How did we go two behind to a side that had scored just 22 goals in 24 matches? It scarcely matters, but let’s give Bournemouth credit. A trick-play from kickoff resembled an onside kick in American football, with five players lining up to the left only for the ball to be played wide right and then crossed in and tapped home. 9.1 seconds in, and it felt like our title hopes had been smashed into a milllion pieces, and we just couldn’t pick them up. We crashed again and again against their eight and nine and ten men in the box, flashing shots and spurning chance after chance after chance. By the time our visitors went up 0-2, it felt like time to console ourselves with a top-four finish. And then… and then…
Well, we all know what happened. Smith-Rowe headed back in from Neto’s weakly punched clearance and Partey nipped in at the back post to poke home. Scenes. Game on. Eight minutes later, it’s White tapping home from—let’s face it—what felt like an overhit cross from Nelson. Neto pawed it away beut only after it already crossed the line. Even Kavanagh, who had given us little else all day, had to confirm it. Well, that’s a point saved, then isn’t it? That will be enough to keep us level with City, at least on points…right?
Wrong. This young squad, around which has swirled a tempest of skeptical questions and dubious punditry, refused to quit. Not a single player gave up despite the endless rejections of various penalty shouts of varying degrees of legitimacy, despite the innumerable seconds and minutes lost to time-wasting, despite the gnawing sense of doom that had to be rising. While I don’t there are many of us who can honestly say we knew our lads would find a way to win, it’s starting to feel more and more like both we and those lads know something else: we refuse to quit. Down 2-0, it might have been easy to heave a sigh of relief, sense the ebbing energy in our own legs and lungs, and reconcile ourselves to a hard-won draw against a desperate and determined opponent.
Wrong again. It felt and sounded like every last fan in that stadium shouted and chanted and cheered until their throats bled—and then went to to double and triple the volume anyway. When was the last time the Emirates was this loud, this long, after we’d conceded twice? If anything, those fans got louder. Bournemouth’s players, instead of feeling bold and resoluted, looked more and more like panicky Uruk-hai and Orcs as the Rohirrim charge at them. Crosses were flimsy, passes misplaced, nerves were jangled. Once we found that equaliser, a win did start to feel almost inevitable.

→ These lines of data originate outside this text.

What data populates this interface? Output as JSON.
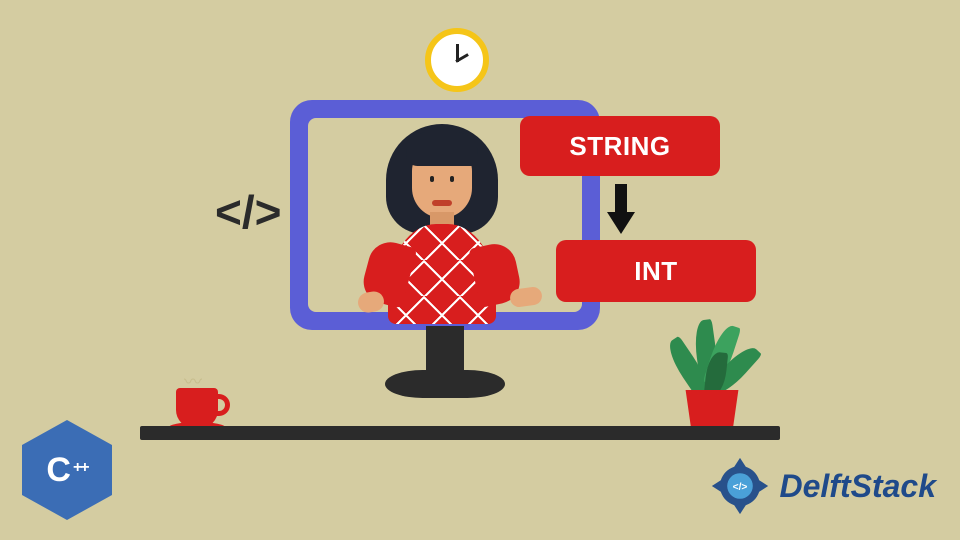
{
  "labels": {
    "string": "STRING",
    "int": "INT"
  },
  "code_bracket": "</>",
  "logos": {
    "cpp_letter": "C",
    "cpp_pluses": "++",
    "brand_name": "DelftStack",
    "brand_mark_text": "</>"
  },
  "icons": {
    "clock": "clock-icon",
    "arrow_down": "arrow-down-icon",
    "code_bracket": "code-bracket-icon",
    "cup": "coffee-cup-icon",
    "plant": "plant-icon",
    "monitor": "monitor-icon",
    "person": "person-illustration"
  }
}
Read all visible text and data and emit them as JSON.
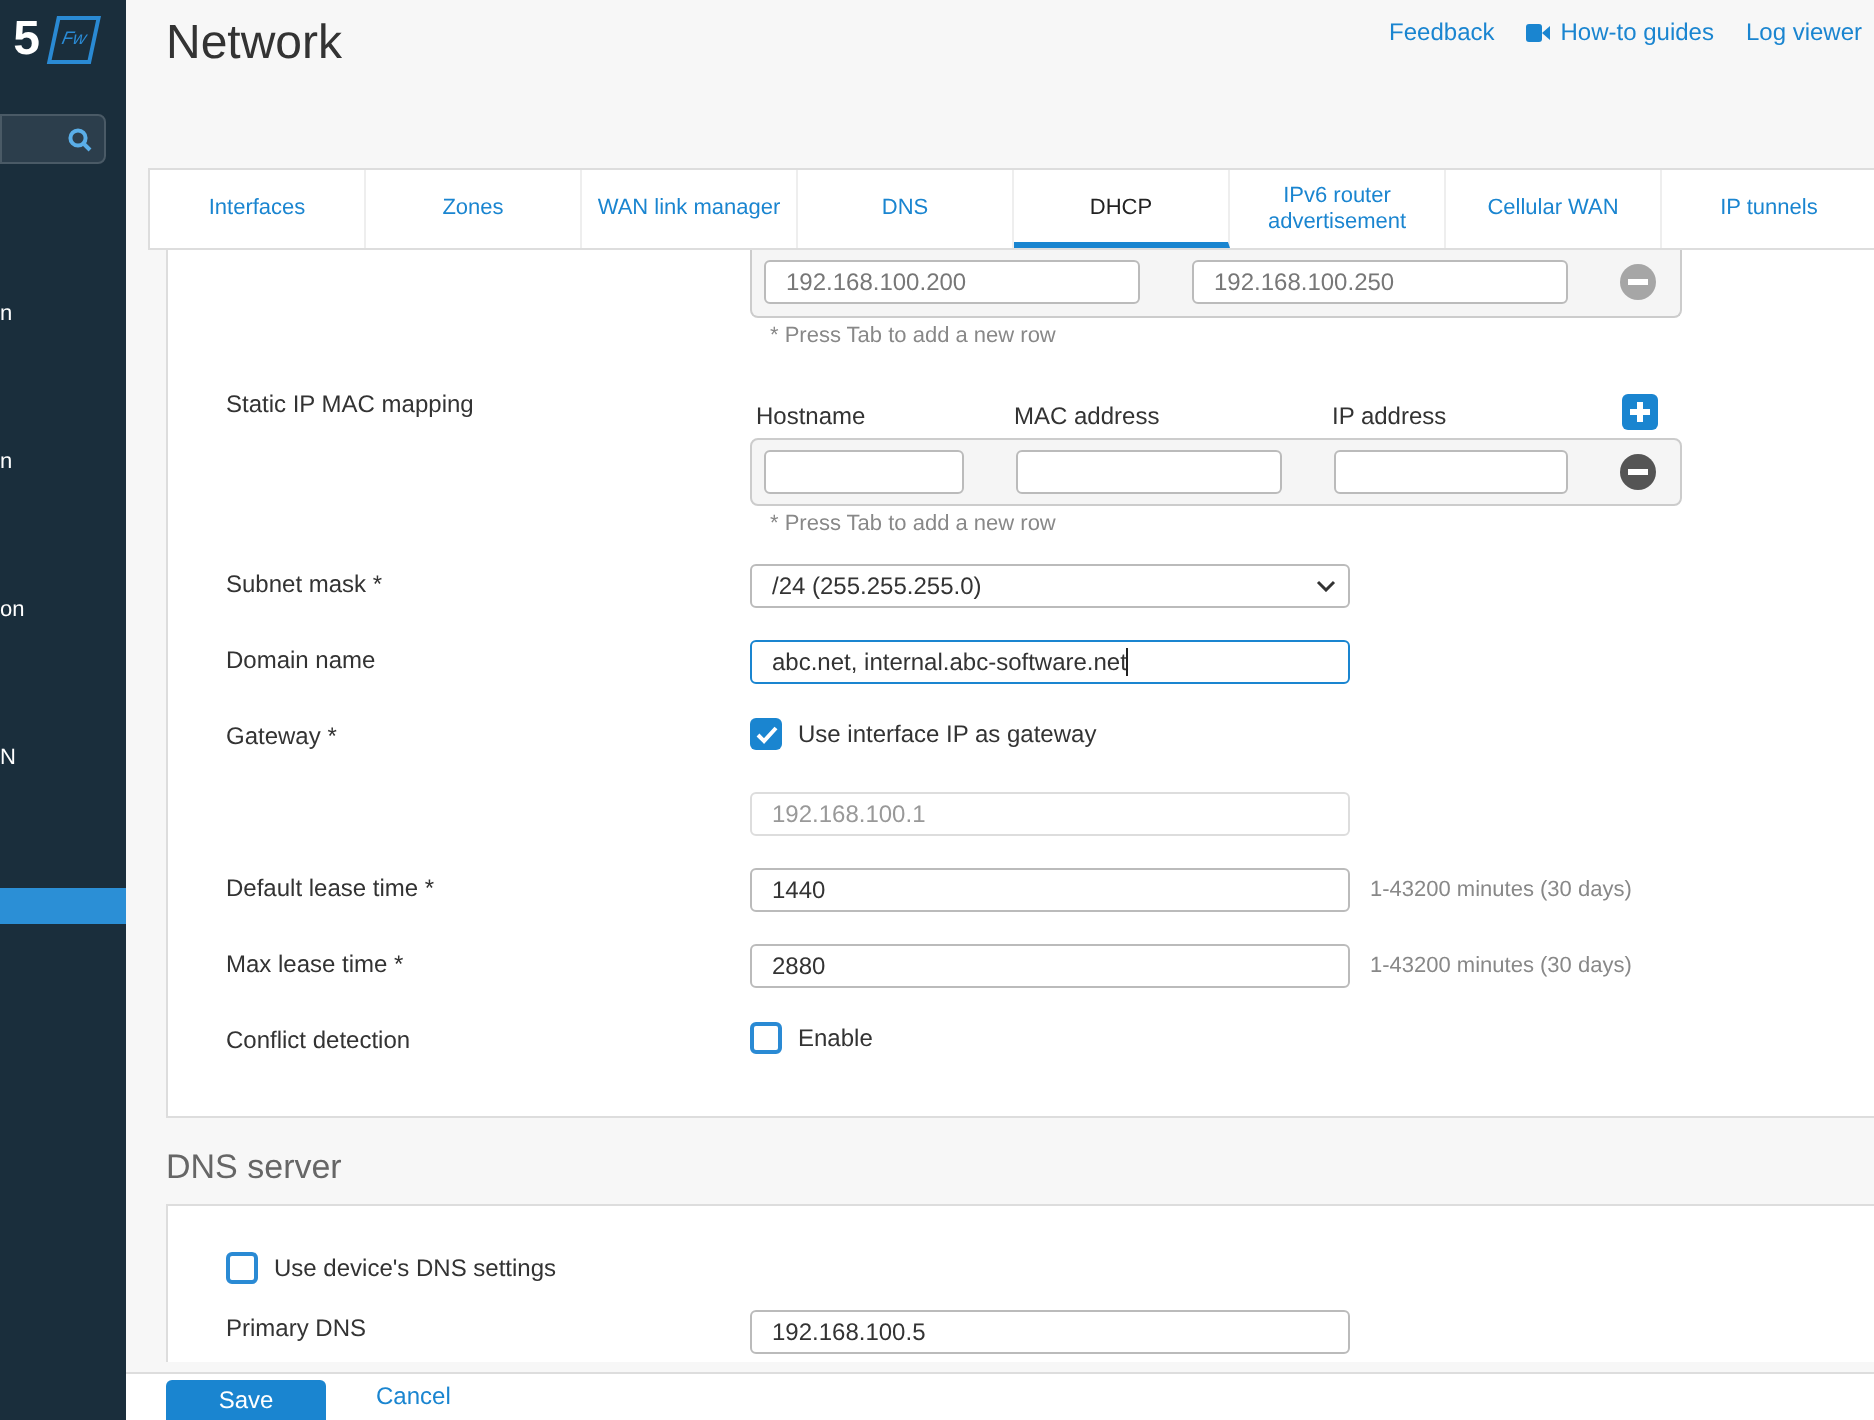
{
  "sidebar": {
    "logo": {
      "mark": "5",
      "badge": "Fw"
    },
    "items": [
      {
        "label": "n",
        "selected": false
      },
      {
        "label": "n",
        "selected": false
      },
      {
        "label": "on",
        "selected": false
      },
      {
        "label": "N",
        "selected": false
      },
      {
        "selected": true
      }
    ]
  },
  "header": {
    "title": "Network",
    "links": [
      {
        "label": "Feedback",
        "kind": "plain"
      },
      {
        "label": "How-to guides",
        "kind": "video"
      },
      {
        "label": "Log viewer",
        "kind": "plain"
      }
    ]
  },
  "tabs": [
    {
      "label": "Interfaces",
      "selected": false
    },
    {
      "label": "Zones",
      "selected": false
    },
    {
      "label": "WAN link manager",
      "selected": false
    },
    {
      "label": "DNS",
      "selected": false
    },
    {
      "label": "DHCP",
      "selected": true
    },
    {
      "label": "IPv6 router advertisement",
      "selected": false
    },
    {
      "label": "Cellular WAN",
      "selected": false
    },
    {
      "label": "IP tunnels",
      "selected": false
    }
  ],
  "dhcp": {
    "range_rows": [
      {
        "start": "192.168.100.200",
        "end": "192.168.100.250"
      }
    ],
    "range_hint": "* Press Tab to add a new row",
    "static_mapping": {
      "label": "Static IP MAC mapping",
      "columns": [
        "Hostname",
        "MAC address",
        "IP address"
      ],
      "hint": "* Press Tab to add a new row"
    },
    "fields": [
      {
        "kind": "select",
        "label": "Subnet mask *",
        "value": "/24 (255.255.255.0)"
      },
      {
        "kind": "text",
        "label": "Domain name",
        "value": "abc.net, internal.abc-software.net",
        "focused": true
      },
      {
        "kind": "checkbox",
        "label": "Gateway *",
        "text": "Use interface IP as gateway",
        "checked": true
      },
      {
        "kind": "text",
        "value": "192.168.100.1",
        "disabled": true
      },
      {
        "kind": "text",
        "label": "Default lease time *",
        "value": "1440",
        "hint": "1-43200 minutes (30 days)"
      },
      {
        "kind": "text",
        "label": "Max lease time *",
        "value": "2880",
        "hint": "1-43200 minutes (30 days)"
      },
      {
        "kind": "checkbox",
        "label": "Conflict detection",
        "text": "Enable",
        "checked": false
      }
    ]
  },
  "dns_server": {
    "title": "DNS server",
    "use_device": {
      "text": "Use device's DNS settings",
      "checked": false
    },
    "fields": [
      {
        "kind": "text",
        "label": "Primary DNS",
        "value": "192.168.100.5"
      }
    ]
  },
  "footer": {
    "buttons": [
      {
        "label": "Save",
        "kind": "primary"
      },
      {
        "label": "Cancel",
        "kind": "link"
      }
    ]
  }
}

Karma works in mysterious ways. Every time he had the ball, Neto took as many as 25 seconds before a punt, throw, or goal-kick. His teammates were just as bad with throw-ins and mysterious injuries that seemed to never need treatment. The whistles rained down because Kavanagh just wouldn’t use his. By the time he finally booked Neto (for dissent, mind, not for time-wasting), the sarcastic cheers flowed.
It’s only just then, for the second time in as many matches, that we’d score a winner in the very stoppage-time the keeper created in his desperate, cynical attempt at wasting time in the first place. Our players are either too naïve or too brave or both to believe that they’ll lose. Elsewhere around the league, rivals and their fans had to be licking their lips at the prospect of Arsenal’s failure. For more than an hour, they could savour a scoreline that would surely end with Arsenal dropping points at home to relegation fodder. The schadenfreude would be immeasurable.
Well, that part is at least true. I daresay that I haven’t scales or measuring tape or buckets capable of measuring the schadenfreude we’re feeling after Reiss Nelson (Reiss Nelson? Arsenal must be desperate) came on to assist White’s goal and then score the dramatic equaliser.
You want to talk about how young, naïve, and inexperienced this squad is? Go back and watch Nelson chests the ball down and, with two defenders rushing at him, coolly takes a touch and then just lashes the ball home, leaving Neto no chance. It would have been easy to panic, understandable even, for a young player who’d played only 80-odd minutes all season. He didn’t. No one did.
The roar that went up was deafening, the celebrations frantic. No, we haven’t won the league. In the end, we only beat the team that sits 19th in it. Our lead over City is still a very fragile five points. Winning this match doesn’t mean we’ll win the league, although it certainly does help. What it does do is fuel an ever-deepening belief among everyone associated with this club, that something very, very special is that much closer. This is the kind of win that forges champions. They can’t all be 3-0 cakewalks. Not in this of all leagues. If we do end up hoisting that trophy for the first time since 2004, this is one match that will stand out as one in which we learned just what it takes to be champions and just much of that we have in this young, determined, wonderful squad.
Can you believe it? Can you?